Required work
From the entries that follow, copy every line with the word "status".

=== Entries supplied ===

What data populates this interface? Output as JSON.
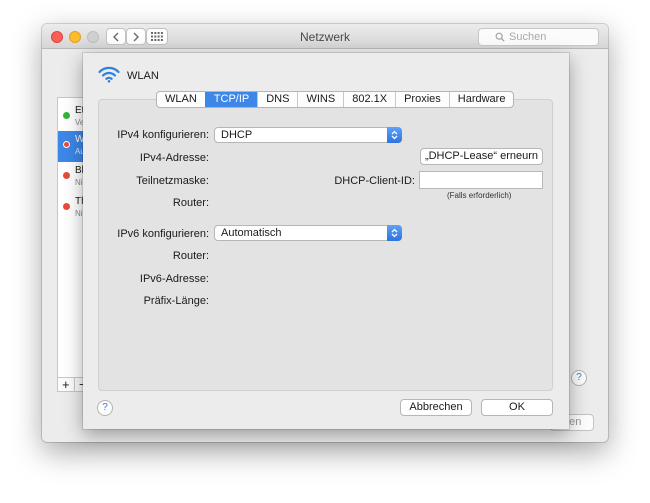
{
  "window": {
    "title": "Netzwerk",
    "search_placeholder": "Suchen",
    "back_button_partial": "den",
    "help_glyph": "?"
  },
  "sidebar": {
    "items": [
      {
        "name": "Et",
        "status": "Ve",
        "dot_color": "#2fb837"
      },
      {
        "name": "W",
        "status": "Au",
        "dot_color": "#e94b3c",
        "selected": true
      },
      {
        "name": "Bl",
        "status": "Ni",
        "dot_color": "#e94b3c"
      },
      {
        "name": "Th",
        "status": "Ni",
        "dot_color": "#e94b3c"
      }
    ],
    "add_label": "+",
    "remove_label": "−"
  },
  "sheet": {
    "interface_name": "WLAN",
    "tabs": [
      {
        "label": "WLAN",
        "active": false
      },
      {
        "label": "TCP/IP",
        "active": true
      },
      {
        "label": "DNS",
        "active": false
      },
      {
        "label": "WINS",
        "active": false
      },
      {
        "label": "802.1X",
        "active": false
      },
      {
        "label": "Proxies",
        "active": false
      },
      {
        "label": "Hardware",
        "active": false
      }
    ],
    "ipv4": {
      "configure_label": "IPv4 konfigurieren:",
      "configure_value": "DHCP",
      "address_label": "IPv4-Adresse:",
      "subnet_label": "Teilnetzmaske:",
      "router_label": "Router:",
      "renew_button": "„DHCP-Lease“ erneurn",
      "client_id_label": "DHCP-Client-ID:",
      "client_id_value": "",
      "client_id_hint": "(Falls erforderlich)"
    },
    "ipv6": {
      "configure_label": "IPv6 konfigurieren:",
      "configure_value": "Automatisch",
      "router_label": "Router:",
      "address_label": "IPv6-Adresse:",
      "prefix_label": "Präfix-Länge:"
    },
    "help_glyph": "?",
    "cancel_button": "Abbrechen",
    "ok_button": "OK"
  },
  "colors": {
    "accent": "#3d87e8",
    "close": "#fc5f57",
    "minimize": "#fdbc2e",
    "zoom_disabled": "#cfcfcf"
  }
}
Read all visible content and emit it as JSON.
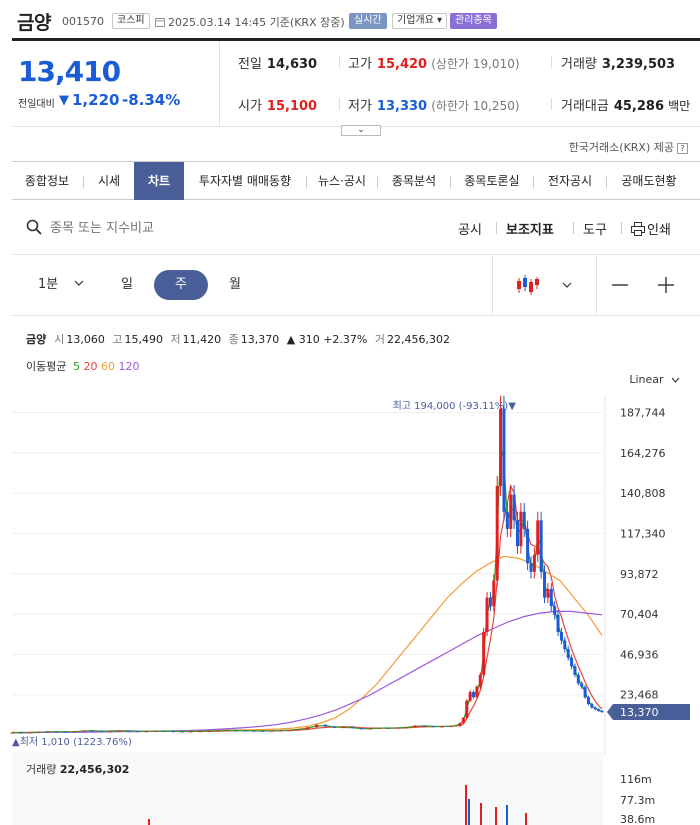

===

Written solution
        "status": "Ve",
        "status": "Au",
        "status": "Ni",
        "status": "Ni",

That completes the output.